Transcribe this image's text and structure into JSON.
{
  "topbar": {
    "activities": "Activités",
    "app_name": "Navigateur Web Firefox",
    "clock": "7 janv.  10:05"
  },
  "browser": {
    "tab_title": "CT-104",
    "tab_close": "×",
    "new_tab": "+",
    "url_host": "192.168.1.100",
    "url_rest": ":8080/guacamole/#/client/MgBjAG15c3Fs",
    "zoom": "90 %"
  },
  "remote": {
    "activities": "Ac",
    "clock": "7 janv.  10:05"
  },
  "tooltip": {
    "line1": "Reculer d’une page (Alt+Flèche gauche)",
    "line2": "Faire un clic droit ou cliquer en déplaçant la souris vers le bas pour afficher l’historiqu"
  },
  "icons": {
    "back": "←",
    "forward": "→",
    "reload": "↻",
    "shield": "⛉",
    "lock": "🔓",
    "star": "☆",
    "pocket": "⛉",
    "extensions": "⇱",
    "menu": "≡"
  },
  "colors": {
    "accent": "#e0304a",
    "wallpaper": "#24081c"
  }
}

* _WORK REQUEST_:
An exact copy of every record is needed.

* _ANSWER AREA_:
Transcribe this image's text and structure into JSON.
{
  "topbar": {
    "activities": "Activités",
    "app_name": "Navigateur Web Firefox",
    "clock": "7 janv.  10:05"
  },
  "browser": {
    "tab_title": "CT-104",
    "tab_close": "×",
    "new_tab": "+",
    "url_host": "192.168.1.100",
    "url_rest": ":8080/guacamole/#/client/MgBjAG15c3Fs",
    "zoom": "90 %"
  },
  "remote": {
    "activities": "Ac",
    "clock": "7 janv.  10:05"
  },
  "tooltip": {
    "line1": "Reculer d’une page (Alt+Flèche gauche)",
    "line2": "Faire un clic droit ou cliquer en déplaçant la souris vers le bas pour afficher l’historiqu"
  },
  "icons": {
    "back": "←",
    "forward": "→",
    "reload": "↻",
    "shield": "⛉",
    "lock": "🔓",
    "star": "☆",
    "pocket": "⛉",
    "extensions": "⇱",
    "menu": "≡"
  },
  "colors": {
    "accent": "#e0304a",
    "wallpaper": "#24081c"
  }
}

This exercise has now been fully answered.